TASK DIRECTIONS:
Gather each line containing the string "name" from these entries.

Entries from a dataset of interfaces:
★ ★ ★ ★

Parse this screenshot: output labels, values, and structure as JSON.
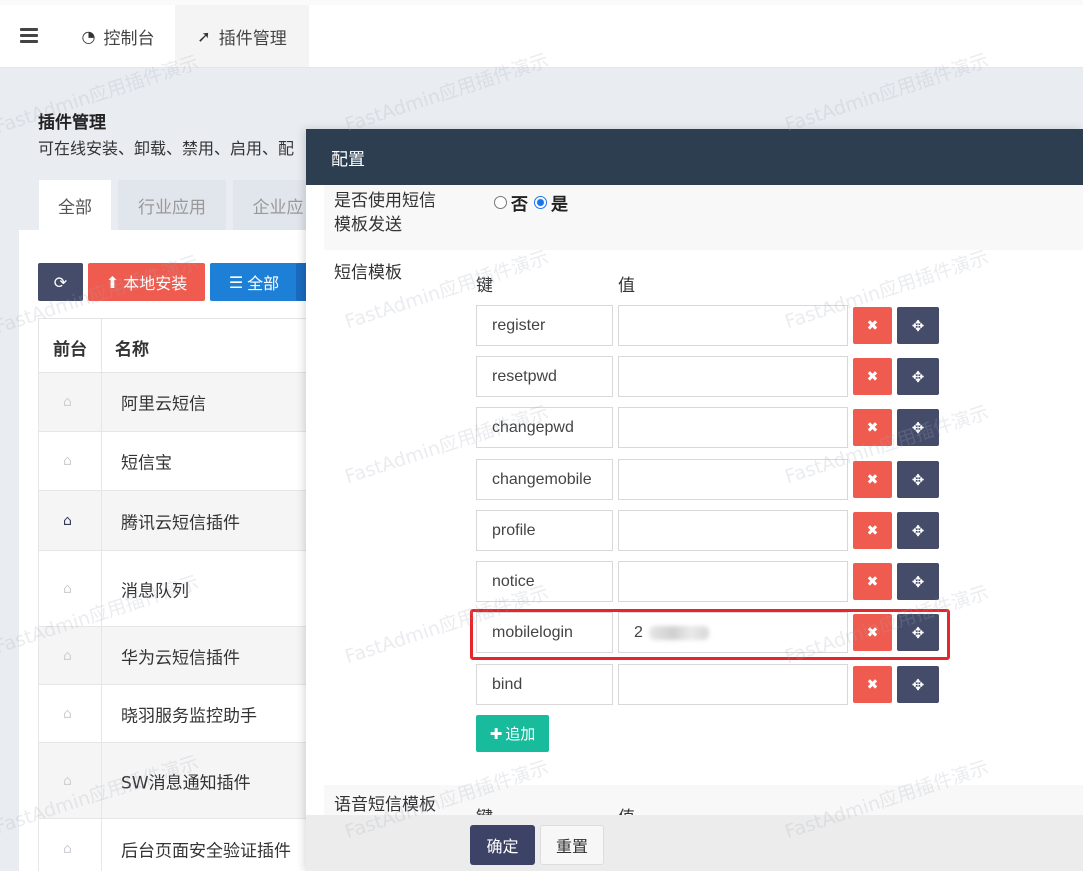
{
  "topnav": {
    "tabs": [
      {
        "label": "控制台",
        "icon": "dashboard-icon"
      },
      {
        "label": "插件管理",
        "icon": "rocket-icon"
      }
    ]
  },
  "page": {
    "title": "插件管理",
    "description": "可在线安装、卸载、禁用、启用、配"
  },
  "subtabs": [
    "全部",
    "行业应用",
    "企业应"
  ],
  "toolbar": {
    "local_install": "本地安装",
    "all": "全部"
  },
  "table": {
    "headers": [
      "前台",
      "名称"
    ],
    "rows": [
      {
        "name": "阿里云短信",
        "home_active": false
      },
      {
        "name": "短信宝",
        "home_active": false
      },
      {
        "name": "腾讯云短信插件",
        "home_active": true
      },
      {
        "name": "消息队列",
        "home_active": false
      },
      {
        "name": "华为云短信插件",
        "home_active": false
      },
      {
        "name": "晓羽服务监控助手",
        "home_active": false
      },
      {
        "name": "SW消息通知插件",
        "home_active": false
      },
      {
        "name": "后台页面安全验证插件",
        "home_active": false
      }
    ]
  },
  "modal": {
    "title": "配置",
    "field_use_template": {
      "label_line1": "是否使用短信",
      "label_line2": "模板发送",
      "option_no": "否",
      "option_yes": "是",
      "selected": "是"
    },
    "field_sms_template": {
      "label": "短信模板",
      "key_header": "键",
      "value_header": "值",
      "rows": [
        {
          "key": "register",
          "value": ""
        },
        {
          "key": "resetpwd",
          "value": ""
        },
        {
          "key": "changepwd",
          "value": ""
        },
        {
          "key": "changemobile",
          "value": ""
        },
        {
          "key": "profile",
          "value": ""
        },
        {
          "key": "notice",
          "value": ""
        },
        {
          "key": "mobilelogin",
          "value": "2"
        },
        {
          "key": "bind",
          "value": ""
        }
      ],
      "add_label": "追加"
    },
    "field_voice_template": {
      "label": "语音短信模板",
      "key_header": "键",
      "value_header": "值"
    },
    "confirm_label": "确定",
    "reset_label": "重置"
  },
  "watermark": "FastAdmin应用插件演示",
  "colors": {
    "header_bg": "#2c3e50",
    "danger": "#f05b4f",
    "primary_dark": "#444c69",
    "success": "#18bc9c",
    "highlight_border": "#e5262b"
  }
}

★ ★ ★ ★

SOLUTION FOR THIS TASK:
        "name": "阿里云短信",
        "name": "短信宝",
        "name": "腾讯云短信插件",
        "name": "消息队列",
        "name": "华为云短信插件",
        "name": "晓羽服务监控助手",
        "name": "SW消息通知插件",
        "name": "后台页面安全验证插件",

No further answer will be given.